Encyclopedia > Peter Principle

  Article Content

Peter Principle

The Peter Principle is a theory originated by Dr. Laurence J. Peter which states that employees within a hierarchical organization will advance to their highest level of competence[?], be promoted to a level at which they are incompetent, and then stay in that position. The theory was set out in a humorous style in the book The Peter Principle, first published in 1969.

Peter describes the theme of his book as hierarchiology. The central principle is stated in the book as follows:

In a Hierarchy Every Employee Tends to Rise to His Level of Incompetence.

Although written in a lighthearted manner, the book contains many real-world examples and thought-provoking explanations of human behaviour.

Similar observations on incompetence can be found in the Dilbert cartoon series (see The Dilbert Principle).
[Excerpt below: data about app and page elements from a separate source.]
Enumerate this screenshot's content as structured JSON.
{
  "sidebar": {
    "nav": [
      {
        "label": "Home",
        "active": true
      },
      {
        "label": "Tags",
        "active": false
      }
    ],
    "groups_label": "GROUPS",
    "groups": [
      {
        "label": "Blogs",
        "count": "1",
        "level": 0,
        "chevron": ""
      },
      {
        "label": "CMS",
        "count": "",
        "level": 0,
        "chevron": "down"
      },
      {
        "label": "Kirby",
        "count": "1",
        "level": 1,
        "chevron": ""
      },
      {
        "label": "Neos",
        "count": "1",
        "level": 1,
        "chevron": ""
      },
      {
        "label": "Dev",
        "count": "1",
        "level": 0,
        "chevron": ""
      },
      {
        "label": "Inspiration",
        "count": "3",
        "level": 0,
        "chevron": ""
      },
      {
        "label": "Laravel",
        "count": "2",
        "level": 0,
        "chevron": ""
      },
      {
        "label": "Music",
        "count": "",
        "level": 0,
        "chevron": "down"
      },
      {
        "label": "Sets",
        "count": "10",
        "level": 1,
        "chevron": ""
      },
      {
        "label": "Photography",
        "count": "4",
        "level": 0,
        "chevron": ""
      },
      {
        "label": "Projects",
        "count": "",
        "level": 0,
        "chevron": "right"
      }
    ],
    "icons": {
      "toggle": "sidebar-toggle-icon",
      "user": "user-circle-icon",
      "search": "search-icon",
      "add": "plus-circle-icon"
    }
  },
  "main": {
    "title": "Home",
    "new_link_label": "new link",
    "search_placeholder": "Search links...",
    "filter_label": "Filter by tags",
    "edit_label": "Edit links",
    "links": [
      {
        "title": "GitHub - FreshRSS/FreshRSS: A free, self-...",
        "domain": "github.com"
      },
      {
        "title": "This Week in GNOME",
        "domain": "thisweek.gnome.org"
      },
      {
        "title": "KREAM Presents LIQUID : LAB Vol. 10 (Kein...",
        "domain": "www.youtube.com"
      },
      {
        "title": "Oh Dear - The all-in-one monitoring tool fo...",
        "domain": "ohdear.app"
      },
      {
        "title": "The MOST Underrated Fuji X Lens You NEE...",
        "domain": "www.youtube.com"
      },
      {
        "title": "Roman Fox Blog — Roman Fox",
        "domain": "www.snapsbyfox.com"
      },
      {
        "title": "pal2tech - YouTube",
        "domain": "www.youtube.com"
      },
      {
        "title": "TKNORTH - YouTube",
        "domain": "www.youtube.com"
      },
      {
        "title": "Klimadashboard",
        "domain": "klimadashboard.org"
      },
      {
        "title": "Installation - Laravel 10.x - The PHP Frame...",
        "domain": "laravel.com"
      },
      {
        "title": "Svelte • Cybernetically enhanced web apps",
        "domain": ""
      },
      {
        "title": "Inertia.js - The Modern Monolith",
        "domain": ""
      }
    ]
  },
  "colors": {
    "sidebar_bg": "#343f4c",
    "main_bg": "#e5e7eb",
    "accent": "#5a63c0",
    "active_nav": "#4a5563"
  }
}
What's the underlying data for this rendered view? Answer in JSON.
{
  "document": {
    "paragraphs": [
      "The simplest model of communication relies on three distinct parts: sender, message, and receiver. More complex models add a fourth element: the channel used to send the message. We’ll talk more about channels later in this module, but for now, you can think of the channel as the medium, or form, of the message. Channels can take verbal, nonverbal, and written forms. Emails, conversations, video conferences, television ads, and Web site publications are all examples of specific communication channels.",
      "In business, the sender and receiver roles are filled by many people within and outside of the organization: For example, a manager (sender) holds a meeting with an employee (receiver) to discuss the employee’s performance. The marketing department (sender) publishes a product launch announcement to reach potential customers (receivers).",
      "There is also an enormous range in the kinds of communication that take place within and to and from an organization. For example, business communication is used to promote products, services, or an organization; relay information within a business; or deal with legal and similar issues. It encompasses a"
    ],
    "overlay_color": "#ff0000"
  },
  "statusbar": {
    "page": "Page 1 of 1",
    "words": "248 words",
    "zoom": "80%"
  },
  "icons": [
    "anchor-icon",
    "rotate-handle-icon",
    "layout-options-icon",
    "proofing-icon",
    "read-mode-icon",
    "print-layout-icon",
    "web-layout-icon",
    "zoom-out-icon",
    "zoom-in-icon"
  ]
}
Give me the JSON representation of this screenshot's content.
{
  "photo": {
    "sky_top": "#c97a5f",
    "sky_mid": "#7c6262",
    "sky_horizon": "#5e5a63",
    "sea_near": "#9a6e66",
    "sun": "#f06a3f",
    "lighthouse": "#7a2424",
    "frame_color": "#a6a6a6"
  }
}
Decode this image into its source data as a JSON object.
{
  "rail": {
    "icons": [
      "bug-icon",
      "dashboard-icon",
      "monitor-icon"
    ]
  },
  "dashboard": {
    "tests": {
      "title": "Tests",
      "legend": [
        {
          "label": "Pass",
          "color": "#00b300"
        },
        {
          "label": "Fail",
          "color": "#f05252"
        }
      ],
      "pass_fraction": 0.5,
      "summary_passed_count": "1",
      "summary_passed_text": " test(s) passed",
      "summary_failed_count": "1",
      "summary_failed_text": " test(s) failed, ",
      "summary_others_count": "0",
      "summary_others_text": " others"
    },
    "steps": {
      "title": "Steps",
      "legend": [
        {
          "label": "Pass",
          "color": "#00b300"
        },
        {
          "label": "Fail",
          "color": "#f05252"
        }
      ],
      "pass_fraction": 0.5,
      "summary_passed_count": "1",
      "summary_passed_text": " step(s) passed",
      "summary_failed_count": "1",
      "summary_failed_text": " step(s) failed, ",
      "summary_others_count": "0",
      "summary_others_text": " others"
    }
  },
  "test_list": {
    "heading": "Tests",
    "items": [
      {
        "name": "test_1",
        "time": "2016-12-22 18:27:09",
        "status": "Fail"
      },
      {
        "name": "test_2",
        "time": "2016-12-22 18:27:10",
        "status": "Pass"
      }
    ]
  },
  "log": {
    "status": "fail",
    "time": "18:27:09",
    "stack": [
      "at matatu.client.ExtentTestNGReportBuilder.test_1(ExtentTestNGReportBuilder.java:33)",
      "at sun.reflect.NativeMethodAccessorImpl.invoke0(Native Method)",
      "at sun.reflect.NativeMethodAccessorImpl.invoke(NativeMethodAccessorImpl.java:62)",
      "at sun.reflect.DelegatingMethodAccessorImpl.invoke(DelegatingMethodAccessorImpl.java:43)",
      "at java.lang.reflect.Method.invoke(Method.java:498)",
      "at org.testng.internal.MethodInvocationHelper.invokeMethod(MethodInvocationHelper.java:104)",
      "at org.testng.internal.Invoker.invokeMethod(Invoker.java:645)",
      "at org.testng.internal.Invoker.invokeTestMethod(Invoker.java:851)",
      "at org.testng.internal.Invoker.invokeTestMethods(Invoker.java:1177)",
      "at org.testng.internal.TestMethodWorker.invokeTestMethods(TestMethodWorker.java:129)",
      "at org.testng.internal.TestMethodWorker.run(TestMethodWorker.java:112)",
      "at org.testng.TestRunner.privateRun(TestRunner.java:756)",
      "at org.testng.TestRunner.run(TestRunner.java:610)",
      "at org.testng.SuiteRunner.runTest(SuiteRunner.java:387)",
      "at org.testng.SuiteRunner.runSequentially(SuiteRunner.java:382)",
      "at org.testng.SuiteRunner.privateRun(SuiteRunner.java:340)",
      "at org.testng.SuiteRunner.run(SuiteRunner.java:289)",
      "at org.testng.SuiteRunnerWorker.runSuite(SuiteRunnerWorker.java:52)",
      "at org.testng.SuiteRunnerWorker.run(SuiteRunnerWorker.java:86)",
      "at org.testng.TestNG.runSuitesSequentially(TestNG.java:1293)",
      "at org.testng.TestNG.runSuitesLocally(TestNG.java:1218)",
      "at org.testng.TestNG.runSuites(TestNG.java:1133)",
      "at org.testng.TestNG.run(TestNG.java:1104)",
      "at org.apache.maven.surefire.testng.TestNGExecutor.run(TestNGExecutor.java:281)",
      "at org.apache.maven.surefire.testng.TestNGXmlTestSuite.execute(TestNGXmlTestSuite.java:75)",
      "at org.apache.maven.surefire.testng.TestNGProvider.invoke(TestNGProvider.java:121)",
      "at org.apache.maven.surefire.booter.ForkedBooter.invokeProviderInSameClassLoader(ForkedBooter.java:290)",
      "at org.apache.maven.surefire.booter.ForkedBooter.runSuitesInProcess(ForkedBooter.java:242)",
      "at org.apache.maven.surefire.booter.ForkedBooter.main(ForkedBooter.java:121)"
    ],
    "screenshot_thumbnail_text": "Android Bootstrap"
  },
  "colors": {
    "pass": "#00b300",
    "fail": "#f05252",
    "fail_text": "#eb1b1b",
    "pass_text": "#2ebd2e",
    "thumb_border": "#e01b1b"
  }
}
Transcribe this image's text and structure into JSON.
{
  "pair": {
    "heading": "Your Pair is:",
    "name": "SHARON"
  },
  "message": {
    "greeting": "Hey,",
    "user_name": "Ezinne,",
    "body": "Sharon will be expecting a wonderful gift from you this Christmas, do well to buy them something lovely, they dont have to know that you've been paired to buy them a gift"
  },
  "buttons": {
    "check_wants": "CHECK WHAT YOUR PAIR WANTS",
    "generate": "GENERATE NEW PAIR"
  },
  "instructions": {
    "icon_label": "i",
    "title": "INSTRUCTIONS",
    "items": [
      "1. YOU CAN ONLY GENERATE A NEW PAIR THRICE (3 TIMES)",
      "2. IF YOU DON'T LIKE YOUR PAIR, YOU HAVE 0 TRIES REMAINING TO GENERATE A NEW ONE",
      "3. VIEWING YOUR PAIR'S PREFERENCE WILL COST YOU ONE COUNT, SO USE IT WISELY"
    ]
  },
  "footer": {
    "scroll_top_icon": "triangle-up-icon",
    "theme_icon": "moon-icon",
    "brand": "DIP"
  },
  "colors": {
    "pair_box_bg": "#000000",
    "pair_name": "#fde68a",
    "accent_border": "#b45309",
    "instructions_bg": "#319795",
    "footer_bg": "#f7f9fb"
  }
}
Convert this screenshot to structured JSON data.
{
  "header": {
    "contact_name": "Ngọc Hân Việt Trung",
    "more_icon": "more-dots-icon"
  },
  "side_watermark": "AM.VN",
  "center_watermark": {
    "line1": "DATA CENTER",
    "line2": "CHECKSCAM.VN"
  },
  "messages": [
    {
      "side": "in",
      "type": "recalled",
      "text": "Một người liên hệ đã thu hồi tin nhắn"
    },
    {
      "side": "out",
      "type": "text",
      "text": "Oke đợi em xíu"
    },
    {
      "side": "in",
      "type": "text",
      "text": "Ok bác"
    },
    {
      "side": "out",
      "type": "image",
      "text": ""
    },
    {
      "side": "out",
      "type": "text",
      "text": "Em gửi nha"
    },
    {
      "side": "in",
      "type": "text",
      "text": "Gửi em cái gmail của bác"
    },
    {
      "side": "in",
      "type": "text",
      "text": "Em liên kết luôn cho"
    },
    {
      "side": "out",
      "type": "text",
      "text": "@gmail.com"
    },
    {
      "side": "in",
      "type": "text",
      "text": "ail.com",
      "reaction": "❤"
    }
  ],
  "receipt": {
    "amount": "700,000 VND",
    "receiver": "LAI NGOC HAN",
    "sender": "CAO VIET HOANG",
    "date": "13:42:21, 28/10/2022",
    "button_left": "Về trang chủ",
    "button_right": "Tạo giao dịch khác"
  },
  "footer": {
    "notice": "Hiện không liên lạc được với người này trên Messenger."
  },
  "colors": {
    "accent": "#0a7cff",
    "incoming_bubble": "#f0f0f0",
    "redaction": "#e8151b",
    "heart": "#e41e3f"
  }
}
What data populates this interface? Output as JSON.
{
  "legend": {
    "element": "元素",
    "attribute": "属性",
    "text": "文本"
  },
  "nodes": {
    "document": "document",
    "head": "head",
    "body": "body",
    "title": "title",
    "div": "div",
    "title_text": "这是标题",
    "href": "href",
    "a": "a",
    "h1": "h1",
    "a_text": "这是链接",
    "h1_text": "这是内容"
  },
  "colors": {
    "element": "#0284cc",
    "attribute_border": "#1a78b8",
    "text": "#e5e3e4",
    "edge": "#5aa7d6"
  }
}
References

The Peter Principle: why things always go wrong by Dr. Laurence J. Peter and Raymond Hull. William Morrow & Company, Inc. New York 1969, 179 pages

The Peter Principle by Dr. Laurence J. Peter and Raymond Hull, Pan Books 1970 ISBN 0-330-02519-8



All Wikipedia text is available under the terms of the GNU Free Documentation License

 
  Search Encyclopedia

Search over one million articles, find something about almost anything!
 
 
  
  Featured Article
1747

... 1710s 1720s 1730s - 1740s - 1750s 1760s 1770s 1780s 1790s Years: 1742 1743 1744 1745 1746 - 1747 - 1748 1749 1750 1751 1752 Events January 31 - The first ...